My Starter League Experience: One Year Later
I can’t believe it’s been a full year since I first stepped foot inside The Starter League and started learning Ruby on Rails. I wanted to look back over the last year and reflect on what I learned and what that experience has done for me in my life.
I’ve wrote about my positive experience with the program while I was attending it in several blog posts (links are below). One year later, I can say that the TSL experience has made a very positive impact on my life. I am happier, more challenged and I finally feel like I gained a hard skill that has so so many opportunities right now. I found out that I love building websites and unexpectedly, that I also love writing. I basically started writing my blog right around the time I started one year ago. It was a no frills site until recently when I updated it to be my central hub online and I’ve made a commitment to myself to write two blog posts per week going forward. As far as programming, a lot of what I have built has remained local (to my computer only) but I will be making a push in the next few months to make a lot of what I have built live on the internet. As I release new applications I will write a blog post about each app and what it took to build it.
My experience working out of 1871 made me realize a few things about my previous jobs. I had always been working in positions and offices that were not ideal for me and it took a vastly different experience for me to determine that they were not ideal. I have an introverted personality and I work best in quiet environments or an environment that can be controlled (i.e. working with headphones on). Large chunks of time in programming are working in those conditions and writing is almost always like that. I’ve also never really liked working in cubicles (I describe them as soul-sucking) and when I finally got a chance to work in an open office environment I was hooked. That experience has shaped my requirements for any position with an employer in the future.
I’m also proud to announce that I was recently chosen to be part of a recently formed Starter League Alumni Board. I am really happy to be part of this small group to help with improved relations, events, workshops, etc for the growing list of 700+ alumni to the program.

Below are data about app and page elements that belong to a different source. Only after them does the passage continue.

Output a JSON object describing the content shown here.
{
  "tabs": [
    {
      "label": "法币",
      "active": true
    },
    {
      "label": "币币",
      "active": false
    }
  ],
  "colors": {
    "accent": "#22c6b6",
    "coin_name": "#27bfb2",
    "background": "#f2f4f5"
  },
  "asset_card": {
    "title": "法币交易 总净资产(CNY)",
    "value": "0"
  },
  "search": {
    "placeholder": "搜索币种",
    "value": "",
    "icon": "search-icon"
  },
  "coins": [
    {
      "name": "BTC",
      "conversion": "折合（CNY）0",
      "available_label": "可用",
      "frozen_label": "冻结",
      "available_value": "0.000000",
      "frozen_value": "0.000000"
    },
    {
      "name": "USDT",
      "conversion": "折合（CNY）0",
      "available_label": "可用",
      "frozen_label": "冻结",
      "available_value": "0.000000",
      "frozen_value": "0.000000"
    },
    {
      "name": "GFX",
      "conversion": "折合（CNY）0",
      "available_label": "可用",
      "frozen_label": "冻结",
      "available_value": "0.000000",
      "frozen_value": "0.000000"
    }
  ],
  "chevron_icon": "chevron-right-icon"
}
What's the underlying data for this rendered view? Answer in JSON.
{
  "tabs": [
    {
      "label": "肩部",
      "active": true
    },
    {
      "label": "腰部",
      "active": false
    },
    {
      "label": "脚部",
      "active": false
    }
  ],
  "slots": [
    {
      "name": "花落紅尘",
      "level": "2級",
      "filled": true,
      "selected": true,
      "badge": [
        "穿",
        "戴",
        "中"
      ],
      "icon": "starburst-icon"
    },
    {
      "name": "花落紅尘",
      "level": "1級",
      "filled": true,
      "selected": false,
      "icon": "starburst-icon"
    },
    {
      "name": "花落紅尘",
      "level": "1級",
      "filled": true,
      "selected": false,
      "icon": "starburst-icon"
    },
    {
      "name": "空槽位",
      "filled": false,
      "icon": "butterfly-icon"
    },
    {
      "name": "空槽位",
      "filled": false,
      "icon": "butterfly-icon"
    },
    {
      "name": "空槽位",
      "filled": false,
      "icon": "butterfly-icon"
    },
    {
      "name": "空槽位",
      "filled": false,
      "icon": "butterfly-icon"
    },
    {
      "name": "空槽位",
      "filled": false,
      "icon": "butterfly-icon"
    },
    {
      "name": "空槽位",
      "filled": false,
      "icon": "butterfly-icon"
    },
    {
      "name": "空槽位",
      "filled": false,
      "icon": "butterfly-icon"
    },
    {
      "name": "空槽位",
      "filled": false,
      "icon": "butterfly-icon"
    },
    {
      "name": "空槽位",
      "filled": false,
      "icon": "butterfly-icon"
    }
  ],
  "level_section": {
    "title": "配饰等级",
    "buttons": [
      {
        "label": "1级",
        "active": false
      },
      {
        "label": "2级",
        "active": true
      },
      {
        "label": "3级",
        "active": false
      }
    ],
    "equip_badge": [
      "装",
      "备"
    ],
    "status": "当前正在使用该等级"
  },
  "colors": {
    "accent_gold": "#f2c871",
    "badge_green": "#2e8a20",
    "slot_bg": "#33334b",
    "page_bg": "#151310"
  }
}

The only downside is financially I am in less than ideal spot compared to last year at this time. The classes did cost a lot of money and during four of the six months I attended them I did it without an income. I landed a job post TSL but it didn’t turn out to be as lucrative as I thought it might have been (or a position I was happy with). I started my own business to do web development and mobile marketing and that is always a harder road to travel in the beginning. Even with this downside I feel like it is actually good for me right now to keep struggling and hustling to get where I want to be. It’s teaching me a lot about myself and it is helping me focus on doing things I love vs doing things for money. I’ll be honest, though, I thought I would have been more grounded and on a specific path at this point post TSL. This time of my life has become more self exploratory and open ended than having a set path. I don’t think it’s bad, it is just different from what I envisioned going into the program.
I’m sure the question everyone is asking right now is “if you could do it all over again would you quit your job and go to The Starter League?” My answer is an unwavering yes. The experience might not be the same for everyone but for me it was exactly what I needed in my career. I still consider myself a “beginner” with Ruby on Rails but I am so motivated to keep learning more. I was exposed to a whole new world of possibilities with knowing how to program and just thinking about those possibilities gets me excited. This is where I feel the program benefited me the most: showing me what is possible by learning Ruby on Rails and getting the exposure to so many people who are doing awesome things in the world.
Below are my previous posts about my experience with The Starter League while I was taking classes there: